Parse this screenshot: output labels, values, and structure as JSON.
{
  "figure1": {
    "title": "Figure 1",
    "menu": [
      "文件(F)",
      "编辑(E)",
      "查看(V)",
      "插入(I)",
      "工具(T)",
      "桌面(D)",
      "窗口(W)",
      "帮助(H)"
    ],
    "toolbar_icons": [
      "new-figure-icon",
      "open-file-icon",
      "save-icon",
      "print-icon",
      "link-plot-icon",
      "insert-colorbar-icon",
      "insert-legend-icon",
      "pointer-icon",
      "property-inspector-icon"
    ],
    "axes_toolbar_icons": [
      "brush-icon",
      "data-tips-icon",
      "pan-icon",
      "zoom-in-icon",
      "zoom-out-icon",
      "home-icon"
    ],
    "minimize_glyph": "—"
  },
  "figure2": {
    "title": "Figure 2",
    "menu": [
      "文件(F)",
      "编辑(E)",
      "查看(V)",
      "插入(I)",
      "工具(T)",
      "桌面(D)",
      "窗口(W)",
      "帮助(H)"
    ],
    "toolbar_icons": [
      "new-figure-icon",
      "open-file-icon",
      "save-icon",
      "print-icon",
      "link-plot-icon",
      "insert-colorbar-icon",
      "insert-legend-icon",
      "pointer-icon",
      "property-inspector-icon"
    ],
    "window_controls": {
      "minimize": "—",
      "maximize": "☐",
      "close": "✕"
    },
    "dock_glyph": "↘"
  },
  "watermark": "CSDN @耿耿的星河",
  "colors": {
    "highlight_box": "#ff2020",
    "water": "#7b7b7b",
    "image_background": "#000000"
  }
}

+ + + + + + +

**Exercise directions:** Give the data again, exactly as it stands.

**Response area:**
Parse this screenshot: output labels, values, and structure as JSON.
{
  "figure1": {
    "title": "Figure 1",
    "menu": [
      "文件(F)",
      "编辑(E)",
      "查看(V)",
      "插入(I)",
      "工具(T)",
      "桌面(D)",
      "窗口(W)",
      "帮助(H)"
    ],
    "toolbar_icons": [
      "new-figure-icon",
      "open-file-icon",
      "save-icon",
      "print-icon",
      "link-plot-icon",
      "insert-colorbar-icon",
      "insert-legend-icon",
      "pointer-icon",
      "property-inspector-icon"
    ],
    "axes_toolbar_icons": [
      "brush-icon",
      "data-tips-icon",
      "pan-icon",
      "zoom-in-icon",
      "zoom-out-icon",
      "home-icon"
    ],
    "minimize_glyph": "—"
  },
  "figure2": {
    "title": "Figure 2",
    "menu": [
      "文件(F)",
      "编辑(E)",
      "查看(V)",
      "插入(I)",
      "工具(T)",
      "桌面(D)",
      "窗口(W)",
      "帮助(H)"
    ],
    "toolbar_icons": [
      "new-figure-icon",
      "open-file-icon",
      "save-icon",
      "print-icon",
      "link-plot-icon",
      "insert-colorbar-icon",
      "insert-legend-icon",
      "pointer-icon",
      "property-inspector-icon"
    ],
    "window_controls": {
      "minimize": "—",
      "maximize": "☐",
      "close": "✕"
    },
    "dock_glyph": "↘"
  },
  "watermark": "CSDN @耿耿的星河",
  "colors": {
    "highlight_box": "#ff2020",
    "water": "#7b7b7b",
    "image_background": "#000000"
  }
}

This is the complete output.